While commercial wireless networks are congested, frequencies set aside for military purposes are lightly used. Now wireless researchers and the U.S. Navy will get a chance to see whether some of those airwaves can be shared, which could lead to innovative new services.
In a test on Monday, the Navy will fire up an AN/SPY 1 radar—a powerful system that normally scans for incoming missiles and bombers—on an island off Virginia’s eastern shore. At the same time, visiting academic and corporate researchers will tune portable wireless transmitters to the same frequency to see what happens.
“We will be running an LTE signal and understanding the impact of radar on that LTE signal,” says Jeff Reed, director of the wireless research center at Virginia Tech, one of the researchers involved in the test. “Hopefully no missile will be fired as part of this test.”
The spectrum skirmish—on Wallops Island, a NASA launch site that is also home to the Naval Sea Systems Command—is the first step in the next phase of spectrum sharing to open up airwaves. It could pave the way for 4G LTE networks that institutions like hospitals or public safety agencies could set up without relying on the major carriers.
“It’s a big deal,” says Vanu Bose, CEO of Vanu, a Cambridge, Massachusetts, company that makes custom wireless communications systems. “The majority of federal spectrum use is for radars of one kind or another, but many of these systems are used sparingly.”
This test is one of many ways that the government could implement White House recommendations on spectrum sharing to free up bandwidth now locked down by government, broadcasters, and others (see “Spectrum of Issues”).
The concept is similar to the approach of using so-called “white spaces”—in which TV spectrum can be borrowed for use at certain times and in certain places to provide Internet broadband or cellular service (see “TV Airwaves Fill the Broadband Gaps”). But sharing military spectrum could have much bigger effects. Whereas TV spectrum can be borrowed mainly in rural areas, frequencies are reserved even in big cities for radar used by the Navy and other branches of the military. They cover 60 percent of the American population, where the most wireless congestion is now experienced.
Policymakers and researchers hope the radar bands (3550 to 3650 megahertz) could provide another way to provide long-range Wi-Fi with only small modifications to existing transmitters, known as small cells, that support existing LTE and Wi-Fi (see “Tiny Transmitters Could Help Avert Data Throttling”).

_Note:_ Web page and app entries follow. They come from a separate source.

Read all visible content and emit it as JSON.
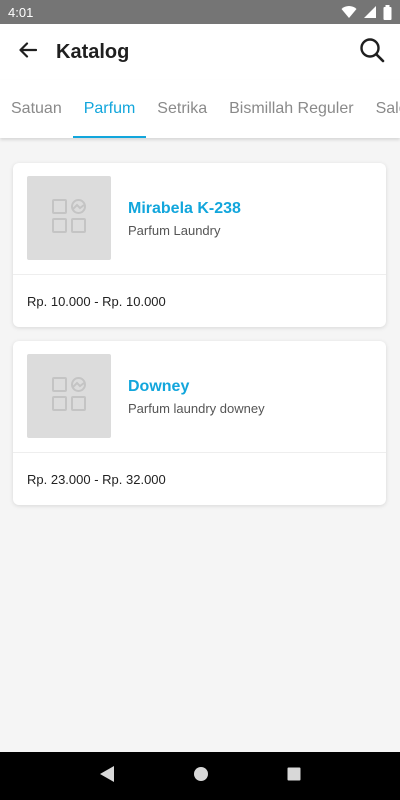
{
  "status_bar": {
    "time": "4:01",
    "icons": [
      "wifi-icon",
      "signal-icon",
      "battery-icon"
    ]
  },
  "app_bar": {
    "title": "Katalog",
    "back_icon": "arrow-left-icon",
    "search_icon": "search-icon"
  },
  "tabs": [
    {
      "label": "Satuan",
      "active": false
    },
    {
      "label": "Parfum",
      "active": true
    },
    {
      "label": "Setrika",
      "active": false
    },
    {
      "label": "Bismillah Reguler",
      "active": false
    },
    {
      "label": "Salon",
      "active": false
    }
  ],
  "products": [
    {
      "name": "Mirabela K-238",
      "description": "Parfum Laundry",
      "price": "Rp. 10.000 - Rp. 10.000",
      "image_icon": "image-placeholder-icon"
    },
    {
      "name": "Downey",
      "description": "Parfum laundry downey",
      "price": "Rp. 23.000 - Rp. 32.000",
      "image_icon": "image-placeholder-icon"
    }
  ],
  "colors": {
    "accent": "#12a6dc",
    "status_bar": "#757575",
    "background": "#f5f5f5"
  },
  "nav_bar": {
    "icons": [
      "back-triangle-icon",
      "home-circle-icon",
      "recents-square-icon"
    ]
  }
}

Not everyone will get to use the Pentagon’s spectrum. Hospitals and other institutions with public safety functions —including utilities and law-enforcement agencies—would get first crack. “A hospital might need a high-bandwidth wireless network within its walls—right now they would have to rely on a wireless carrier. This would present a new way for them to do it,” saving money and increasing privacy while not clogging commercial networks, Reed says.
Sharing military spectrum will be a little trickier than sharing TV white spaces. Both approaches rely on databases that keep track of when and where spectrum can be shared. But unlike TV stations, Navy ships and radar systems can move around—and the government doesn’t necessarily want everyone knowing where they are.
But Peter Stanforth, chief technology officer of Spectrum Bridge—a company in Florida that facilitates the use of TV white spaces and is participating in the Wallops tests—says there can be ways to obscure this information. And in any event, he says, it’s possible today to use sensors to detect if any transmissions are occurring in the 3550 to 3650 megahertz band. Any such transmissions must be military. “If it is shared, I can’t be sure who is using it,” he says.
After wireless transmissions are made in the vicinity of high-power Navy radars during next week’s tests, researchers will have a better idea of the precise conditions under which the spectrum sharing is feasible. The next step will be for the U.S. Federal Communications Commission to formally define a rule, which could take at least a year.